Following the exercises religiously frees our creative side the child and honors the adult to provide for the real passion the writing. Set up a time for writing. Under no circumstances stand yourself up. Your resistance is actually greater than your desire to write, and you may as well find some other outlet for your energy early as late. If the child the unconscious creative mind knows it is acceptable to come out every day at eight in the morning, come it will, and serve until it is put away when the adult must provide structure so that the child can come another day.
It is not by weighing, balancing, trimming, expanding with conscious intention, that an excellent piece of art is born. It takes its shape and has its origin outside the region of the conscious intellect. Turn it on and turn it off. Although, when you are a writer, you are writing all the time. But there is a time to turn the faucet onto the paper, and that is the delicious part of writing. To see the words you have been nurturing in your unconscious take form before your eyes.

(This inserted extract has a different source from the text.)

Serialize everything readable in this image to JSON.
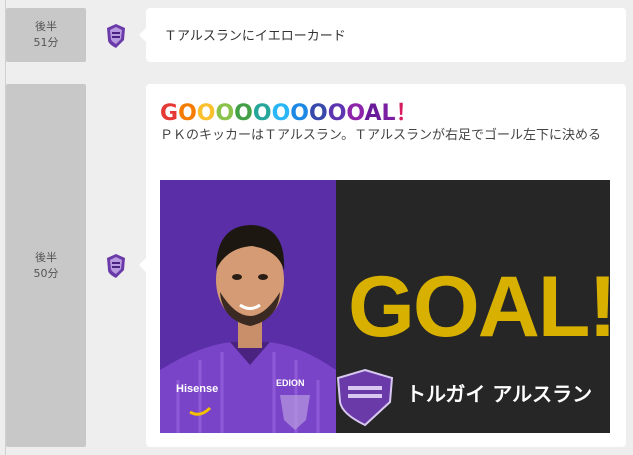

Brande has several other very practical suggestions. She also advises to pay attention to the people who encourage your flow of consciousness and those who do not. If watching television stifles your creativity, do less of it she would advise! Be aware of what puts you in a creative mindset and what does not. Be disciplined! You will find that this acts like a posthypnotic suggestion in more ways than one.
You will get back to the work without delay, and you will pick up the same note with little difficulty, so that your story will not show as many different styles as a patchwork quilt when it is done. I loved this book. The fact that it sat on my bookshelf for nine years has nothing to do with the book. Had I picked it up sooner, I would have avoided many pitfalls. Dorothea Brande was born in Chicago and later attended Mrs. She taught private writing classes and lectured throughout the country.
Among her other books are Most Beautiful Lady , a novel, and Wake Up and Live , which sold over 2,, and was published in eleven languages. According to the National Cyclopedia of American Biography , volume 39, she was a member of Phi Beta Kappa, an Episcopalian, a Republican, and enjoyed reading, knitting and embroidery!
I leave you with her words. This is the talisman, the formula, the command of right-about-face which turns us from failure towards success.
Becoming a Writer by Dorothea Brande
Review Becoming a Writer by Dorothea Brande
Becoming a writer